What is required — Please find every line in the entries below that contains the string "value", and copy it.

(Data records for software interfaces)
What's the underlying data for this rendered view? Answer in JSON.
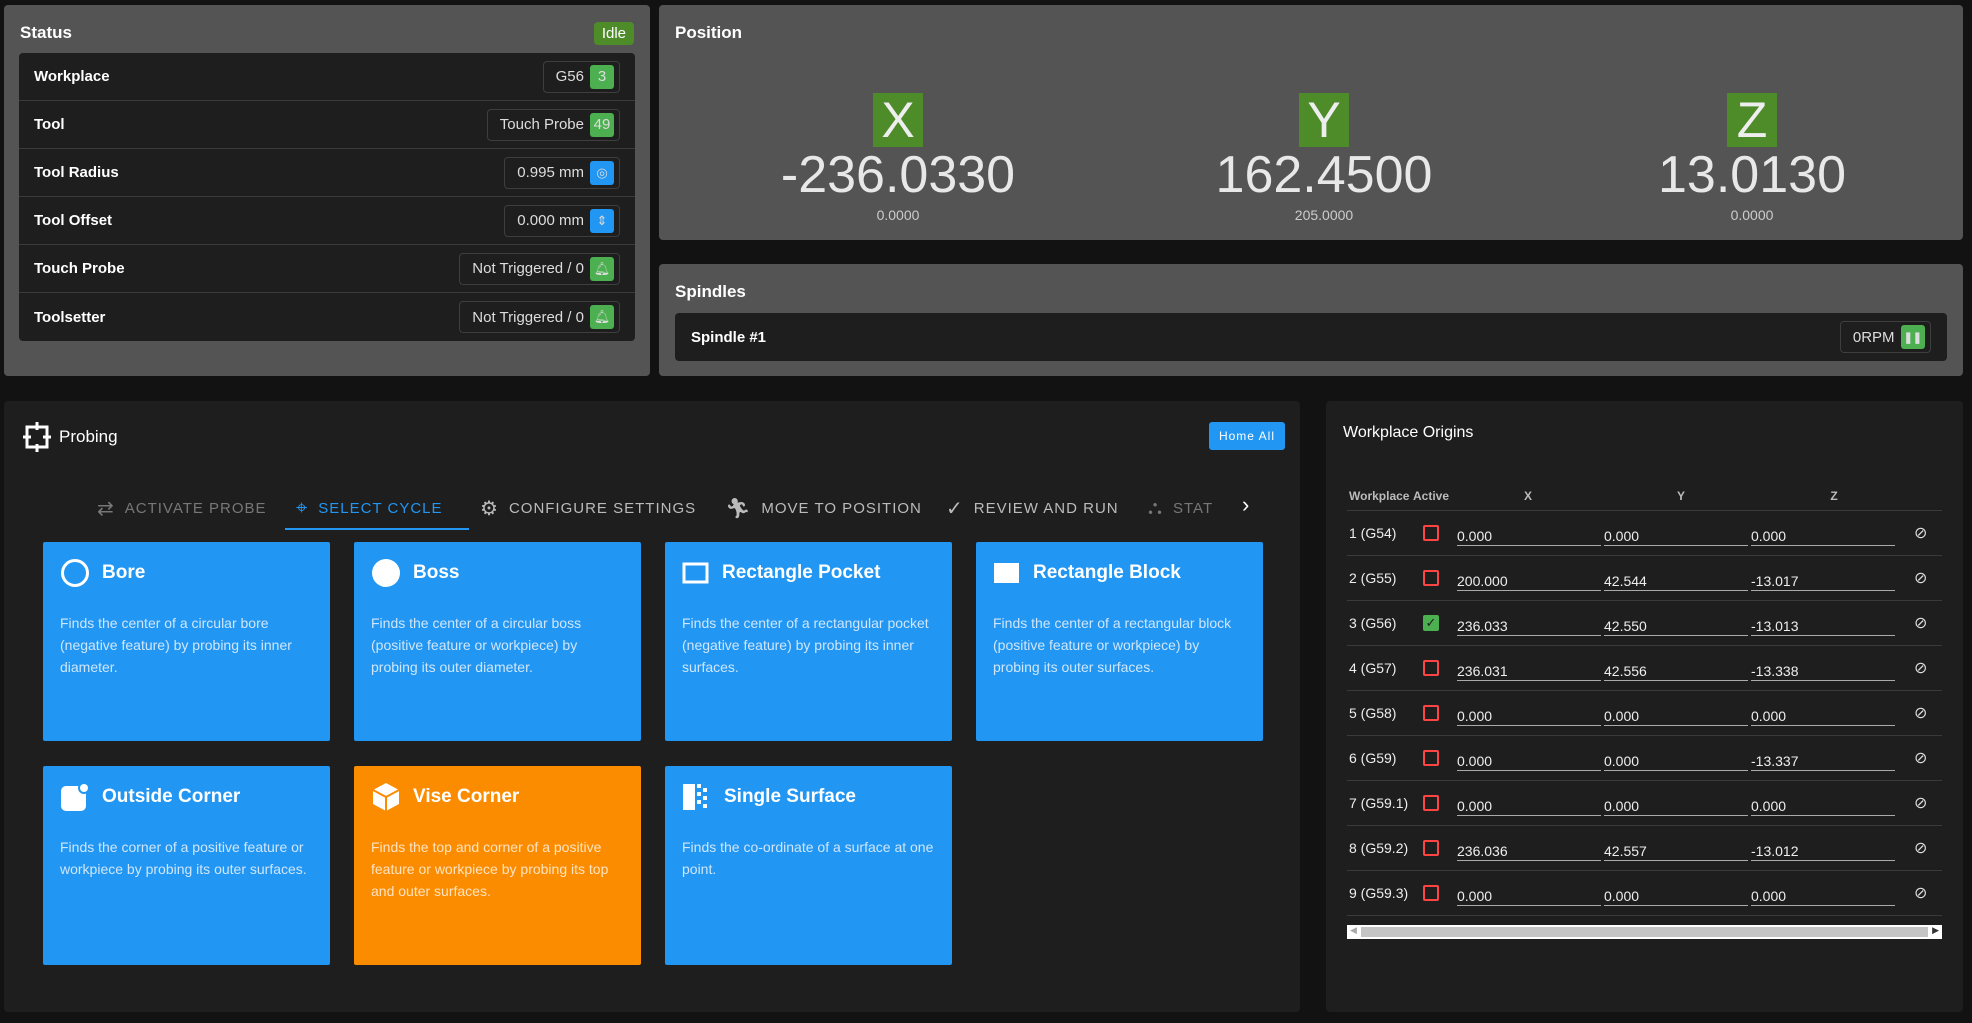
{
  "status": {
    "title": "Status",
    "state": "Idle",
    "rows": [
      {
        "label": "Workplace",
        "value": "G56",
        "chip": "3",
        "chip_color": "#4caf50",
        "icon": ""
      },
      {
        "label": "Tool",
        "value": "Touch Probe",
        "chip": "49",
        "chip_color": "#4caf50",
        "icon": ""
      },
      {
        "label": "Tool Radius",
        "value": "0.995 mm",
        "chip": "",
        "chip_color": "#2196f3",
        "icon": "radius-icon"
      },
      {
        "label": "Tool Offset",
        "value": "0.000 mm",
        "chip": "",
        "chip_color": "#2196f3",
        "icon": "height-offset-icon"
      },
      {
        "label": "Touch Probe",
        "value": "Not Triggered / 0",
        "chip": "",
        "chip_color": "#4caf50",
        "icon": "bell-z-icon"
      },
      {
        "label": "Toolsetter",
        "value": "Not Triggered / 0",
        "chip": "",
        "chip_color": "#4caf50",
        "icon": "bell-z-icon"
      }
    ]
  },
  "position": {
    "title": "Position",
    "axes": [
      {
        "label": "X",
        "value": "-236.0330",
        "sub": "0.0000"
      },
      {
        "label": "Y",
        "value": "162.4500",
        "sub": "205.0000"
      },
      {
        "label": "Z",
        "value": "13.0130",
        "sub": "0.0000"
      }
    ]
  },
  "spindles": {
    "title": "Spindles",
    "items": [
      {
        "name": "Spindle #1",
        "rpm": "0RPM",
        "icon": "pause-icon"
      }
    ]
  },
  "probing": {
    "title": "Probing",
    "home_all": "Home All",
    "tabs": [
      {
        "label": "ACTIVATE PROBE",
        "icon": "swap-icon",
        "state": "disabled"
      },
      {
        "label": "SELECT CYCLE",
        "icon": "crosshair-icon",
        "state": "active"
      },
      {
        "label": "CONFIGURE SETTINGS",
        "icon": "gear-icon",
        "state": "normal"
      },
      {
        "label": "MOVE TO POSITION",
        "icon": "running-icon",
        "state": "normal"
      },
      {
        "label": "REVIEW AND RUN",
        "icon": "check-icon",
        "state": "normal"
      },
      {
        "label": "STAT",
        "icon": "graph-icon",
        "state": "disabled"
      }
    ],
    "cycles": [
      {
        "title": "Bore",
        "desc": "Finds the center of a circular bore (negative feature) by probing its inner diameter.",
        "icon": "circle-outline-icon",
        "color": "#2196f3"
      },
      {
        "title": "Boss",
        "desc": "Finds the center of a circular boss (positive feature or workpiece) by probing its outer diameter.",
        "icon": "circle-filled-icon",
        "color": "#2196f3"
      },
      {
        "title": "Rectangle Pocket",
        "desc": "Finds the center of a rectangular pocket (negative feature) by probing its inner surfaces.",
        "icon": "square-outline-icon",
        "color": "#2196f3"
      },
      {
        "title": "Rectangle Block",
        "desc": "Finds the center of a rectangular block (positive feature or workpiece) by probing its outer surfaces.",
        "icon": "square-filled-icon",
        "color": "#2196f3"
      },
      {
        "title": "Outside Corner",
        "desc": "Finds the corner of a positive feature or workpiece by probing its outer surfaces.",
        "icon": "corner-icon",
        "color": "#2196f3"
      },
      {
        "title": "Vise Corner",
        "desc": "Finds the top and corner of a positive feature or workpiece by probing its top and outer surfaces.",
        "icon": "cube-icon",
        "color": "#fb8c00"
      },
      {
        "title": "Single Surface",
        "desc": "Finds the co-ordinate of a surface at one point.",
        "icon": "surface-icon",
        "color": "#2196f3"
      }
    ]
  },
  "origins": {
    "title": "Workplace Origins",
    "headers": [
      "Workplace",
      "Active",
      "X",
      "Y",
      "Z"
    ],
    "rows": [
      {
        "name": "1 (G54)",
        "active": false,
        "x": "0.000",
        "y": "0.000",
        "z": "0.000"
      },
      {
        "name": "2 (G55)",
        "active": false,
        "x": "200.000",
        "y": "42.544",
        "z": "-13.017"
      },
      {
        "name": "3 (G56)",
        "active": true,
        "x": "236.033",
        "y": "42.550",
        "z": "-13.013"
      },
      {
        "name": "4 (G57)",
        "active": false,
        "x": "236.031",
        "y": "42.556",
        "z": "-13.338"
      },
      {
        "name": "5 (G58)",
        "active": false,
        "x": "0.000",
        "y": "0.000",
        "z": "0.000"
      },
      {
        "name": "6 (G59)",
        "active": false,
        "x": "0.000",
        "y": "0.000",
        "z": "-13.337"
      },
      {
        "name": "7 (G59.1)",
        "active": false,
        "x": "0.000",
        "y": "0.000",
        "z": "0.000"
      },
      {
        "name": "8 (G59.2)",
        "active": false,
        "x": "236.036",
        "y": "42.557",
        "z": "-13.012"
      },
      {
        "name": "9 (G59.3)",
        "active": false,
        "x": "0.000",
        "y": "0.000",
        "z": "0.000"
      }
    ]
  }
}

The answer —
        "value": "G56",
        "value": "Touch Probe",
        "value": "0.995 mm",
        "value": "0.000 mm",
        "value": "Not Triggered / 0",
        "value": "Not Triggered / 0",
        "value": "-236.0330",
        "value": "162.4500",
        "value": "13.0130",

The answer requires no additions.